(Dataset rows describing interfaces)
•••
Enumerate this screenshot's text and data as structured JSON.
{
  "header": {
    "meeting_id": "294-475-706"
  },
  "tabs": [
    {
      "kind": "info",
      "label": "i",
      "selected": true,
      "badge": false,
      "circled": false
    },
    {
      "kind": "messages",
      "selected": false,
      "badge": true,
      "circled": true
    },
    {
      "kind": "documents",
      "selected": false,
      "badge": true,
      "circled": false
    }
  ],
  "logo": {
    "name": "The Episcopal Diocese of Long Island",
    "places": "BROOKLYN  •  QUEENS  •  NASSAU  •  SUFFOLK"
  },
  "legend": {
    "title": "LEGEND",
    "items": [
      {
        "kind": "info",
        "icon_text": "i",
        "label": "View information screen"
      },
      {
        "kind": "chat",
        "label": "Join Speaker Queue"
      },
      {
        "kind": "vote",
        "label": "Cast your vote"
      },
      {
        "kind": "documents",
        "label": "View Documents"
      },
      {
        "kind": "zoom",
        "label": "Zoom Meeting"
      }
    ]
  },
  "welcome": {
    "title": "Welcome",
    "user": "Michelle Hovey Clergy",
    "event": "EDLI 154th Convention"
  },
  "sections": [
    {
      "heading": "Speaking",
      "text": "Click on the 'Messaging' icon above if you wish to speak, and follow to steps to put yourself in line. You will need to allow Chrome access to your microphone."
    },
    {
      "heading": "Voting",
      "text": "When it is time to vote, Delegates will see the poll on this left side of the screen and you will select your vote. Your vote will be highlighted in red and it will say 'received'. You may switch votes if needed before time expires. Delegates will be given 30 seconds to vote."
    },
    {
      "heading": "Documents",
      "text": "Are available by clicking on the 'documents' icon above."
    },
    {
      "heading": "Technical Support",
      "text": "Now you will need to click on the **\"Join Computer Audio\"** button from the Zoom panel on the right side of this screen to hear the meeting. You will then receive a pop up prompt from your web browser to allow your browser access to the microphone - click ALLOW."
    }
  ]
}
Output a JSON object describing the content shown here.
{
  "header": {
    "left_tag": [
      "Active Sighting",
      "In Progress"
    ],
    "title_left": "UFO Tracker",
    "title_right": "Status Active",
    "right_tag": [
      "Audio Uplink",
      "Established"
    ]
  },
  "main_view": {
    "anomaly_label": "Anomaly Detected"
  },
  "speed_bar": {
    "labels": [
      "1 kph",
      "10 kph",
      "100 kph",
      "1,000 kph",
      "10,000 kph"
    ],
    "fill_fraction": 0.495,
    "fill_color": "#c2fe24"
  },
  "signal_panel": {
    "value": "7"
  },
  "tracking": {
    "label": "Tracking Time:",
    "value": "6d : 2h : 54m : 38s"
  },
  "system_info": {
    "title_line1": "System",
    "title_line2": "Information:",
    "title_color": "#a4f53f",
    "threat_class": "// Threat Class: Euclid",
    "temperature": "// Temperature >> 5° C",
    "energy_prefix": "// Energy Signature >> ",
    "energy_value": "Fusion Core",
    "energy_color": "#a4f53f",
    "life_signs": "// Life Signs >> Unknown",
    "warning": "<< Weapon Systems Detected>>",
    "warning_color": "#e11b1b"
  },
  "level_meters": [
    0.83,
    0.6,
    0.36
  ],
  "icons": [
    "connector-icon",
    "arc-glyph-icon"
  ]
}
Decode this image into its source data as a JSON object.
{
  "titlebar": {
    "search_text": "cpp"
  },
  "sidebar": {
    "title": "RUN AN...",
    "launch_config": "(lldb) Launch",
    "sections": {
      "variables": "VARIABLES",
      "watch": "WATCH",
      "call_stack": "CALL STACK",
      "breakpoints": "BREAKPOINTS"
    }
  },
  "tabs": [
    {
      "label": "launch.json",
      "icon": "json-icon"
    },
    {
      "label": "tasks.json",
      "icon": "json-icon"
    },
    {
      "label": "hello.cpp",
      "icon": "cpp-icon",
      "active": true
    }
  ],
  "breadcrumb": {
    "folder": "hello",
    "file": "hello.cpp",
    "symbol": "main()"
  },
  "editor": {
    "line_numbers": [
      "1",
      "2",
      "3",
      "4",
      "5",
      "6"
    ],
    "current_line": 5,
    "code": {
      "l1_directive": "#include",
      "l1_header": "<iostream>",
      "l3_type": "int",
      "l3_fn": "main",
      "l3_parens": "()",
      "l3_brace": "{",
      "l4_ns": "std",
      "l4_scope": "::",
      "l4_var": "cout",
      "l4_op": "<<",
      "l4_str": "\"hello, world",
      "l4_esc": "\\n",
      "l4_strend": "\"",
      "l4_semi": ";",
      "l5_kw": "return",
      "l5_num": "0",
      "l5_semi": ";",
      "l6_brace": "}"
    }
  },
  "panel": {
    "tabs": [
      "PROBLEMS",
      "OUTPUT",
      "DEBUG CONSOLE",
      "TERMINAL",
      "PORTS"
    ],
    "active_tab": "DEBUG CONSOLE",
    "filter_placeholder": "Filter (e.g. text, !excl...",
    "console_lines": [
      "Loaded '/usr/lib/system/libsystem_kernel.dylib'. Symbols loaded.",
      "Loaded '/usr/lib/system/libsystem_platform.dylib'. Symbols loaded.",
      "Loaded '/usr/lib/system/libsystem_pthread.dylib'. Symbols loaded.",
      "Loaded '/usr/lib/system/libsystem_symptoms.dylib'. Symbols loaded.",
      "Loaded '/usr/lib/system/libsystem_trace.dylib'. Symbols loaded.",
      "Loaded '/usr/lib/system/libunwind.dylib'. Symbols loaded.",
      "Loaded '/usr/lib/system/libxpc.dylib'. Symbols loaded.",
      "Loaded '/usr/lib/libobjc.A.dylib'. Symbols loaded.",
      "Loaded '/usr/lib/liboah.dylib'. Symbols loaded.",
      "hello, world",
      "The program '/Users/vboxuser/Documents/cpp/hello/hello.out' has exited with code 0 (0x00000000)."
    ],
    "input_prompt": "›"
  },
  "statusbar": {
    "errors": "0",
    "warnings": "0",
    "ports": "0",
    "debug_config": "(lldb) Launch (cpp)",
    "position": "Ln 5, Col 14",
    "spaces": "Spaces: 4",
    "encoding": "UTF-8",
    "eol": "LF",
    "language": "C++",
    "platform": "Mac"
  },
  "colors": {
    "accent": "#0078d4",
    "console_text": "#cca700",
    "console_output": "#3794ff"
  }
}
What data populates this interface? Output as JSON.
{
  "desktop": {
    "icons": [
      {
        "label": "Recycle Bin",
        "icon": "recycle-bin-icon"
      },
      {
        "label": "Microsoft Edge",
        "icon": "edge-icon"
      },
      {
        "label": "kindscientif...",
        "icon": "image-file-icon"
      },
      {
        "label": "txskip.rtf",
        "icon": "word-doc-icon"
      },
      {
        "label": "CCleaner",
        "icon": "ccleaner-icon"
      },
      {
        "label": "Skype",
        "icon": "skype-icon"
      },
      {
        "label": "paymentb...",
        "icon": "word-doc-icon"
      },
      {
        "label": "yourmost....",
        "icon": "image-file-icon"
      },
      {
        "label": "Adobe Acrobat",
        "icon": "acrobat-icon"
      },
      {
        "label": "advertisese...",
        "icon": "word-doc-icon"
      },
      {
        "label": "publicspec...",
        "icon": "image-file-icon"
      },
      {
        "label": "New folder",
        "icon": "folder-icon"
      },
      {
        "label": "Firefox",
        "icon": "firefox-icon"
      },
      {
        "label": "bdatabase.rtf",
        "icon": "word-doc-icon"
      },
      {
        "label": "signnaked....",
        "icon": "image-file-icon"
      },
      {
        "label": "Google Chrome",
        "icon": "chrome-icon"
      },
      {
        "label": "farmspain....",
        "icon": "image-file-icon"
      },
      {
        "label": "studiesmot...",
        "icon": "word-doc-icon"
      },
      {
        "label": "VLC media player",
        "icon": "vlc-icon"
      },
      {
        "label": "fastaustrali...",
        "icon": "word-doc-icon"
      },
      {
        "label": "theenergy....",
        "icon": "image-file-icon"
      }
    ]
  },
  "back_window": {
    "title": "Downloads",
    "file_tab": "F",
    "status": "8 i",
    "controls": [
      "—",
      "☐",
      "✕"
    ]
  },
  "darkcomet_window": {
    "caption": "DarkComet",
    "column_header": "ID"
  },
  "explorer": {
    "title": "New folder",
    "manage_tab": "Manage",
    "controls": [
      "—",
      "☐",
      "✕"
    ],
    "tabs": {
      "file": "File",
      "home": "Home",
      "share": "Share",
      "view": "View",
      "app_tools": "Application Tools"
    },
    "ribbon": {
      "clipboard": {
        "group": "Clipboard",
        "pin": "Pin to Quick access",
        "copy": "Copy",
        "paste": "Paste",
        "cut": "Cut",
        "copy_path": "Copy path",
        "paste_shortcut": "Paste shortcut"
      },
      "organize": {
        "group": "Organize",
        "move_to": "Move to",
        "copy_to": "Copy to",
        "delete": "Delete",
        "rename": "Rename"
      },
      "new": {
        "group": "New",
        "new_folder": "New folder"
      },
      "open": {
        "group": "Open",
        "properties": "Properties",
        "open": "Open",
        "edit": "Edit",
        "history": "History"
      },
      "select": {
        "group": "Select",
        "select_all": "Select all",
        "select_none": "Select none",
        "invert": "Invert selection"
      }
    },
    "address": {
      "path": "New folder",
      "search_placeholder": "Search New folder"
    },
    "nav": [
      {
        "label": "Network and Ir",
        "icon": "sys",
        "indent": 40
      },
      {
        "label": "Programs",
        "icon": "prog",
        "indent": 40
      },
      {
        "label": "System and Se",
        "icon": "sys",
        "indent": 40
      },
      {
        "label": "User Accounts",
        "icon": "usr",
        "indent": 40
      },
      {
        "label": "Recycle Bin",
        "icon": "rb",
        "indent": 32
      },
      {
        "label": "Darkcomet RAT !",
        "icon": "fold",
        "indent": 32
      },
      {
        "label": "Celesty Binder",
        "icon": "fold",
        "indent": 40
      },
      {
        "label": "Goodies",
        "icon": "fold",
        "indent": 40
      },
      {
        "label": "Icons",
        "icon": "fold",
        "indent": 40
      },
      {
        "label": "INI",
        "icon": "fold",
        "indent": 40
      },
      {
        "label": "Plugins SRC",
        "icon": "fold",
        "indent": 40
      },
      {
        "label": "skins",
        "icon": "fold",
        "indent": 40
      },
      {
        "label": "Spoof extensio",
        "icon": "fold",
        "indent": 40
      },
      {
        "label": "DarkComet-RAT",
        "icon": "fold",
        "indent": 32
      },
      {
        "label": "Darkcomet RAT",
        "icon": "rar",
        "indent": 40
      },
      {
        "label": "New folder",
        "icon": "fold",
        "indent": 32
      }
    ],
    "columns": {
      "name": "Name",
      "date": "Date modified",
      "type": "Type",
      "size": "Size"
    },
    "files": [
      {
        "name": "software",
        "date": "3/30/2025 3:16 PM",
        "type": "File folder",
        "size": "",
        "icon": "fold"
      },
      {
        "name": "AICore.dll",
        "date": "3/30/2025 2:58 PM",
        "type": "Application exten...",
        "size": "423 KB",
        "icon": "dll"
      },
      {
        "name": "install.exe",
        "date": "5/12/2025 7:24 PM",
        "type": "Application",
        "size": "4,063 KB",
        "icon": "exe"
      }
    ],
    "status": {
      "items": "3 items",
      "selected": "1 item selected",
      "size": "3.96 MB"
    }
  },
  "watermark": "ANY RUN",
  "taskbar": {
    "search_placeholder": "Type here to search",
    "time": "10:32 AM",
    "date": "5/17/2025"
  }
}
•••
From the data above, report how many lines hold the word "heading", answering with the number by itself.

4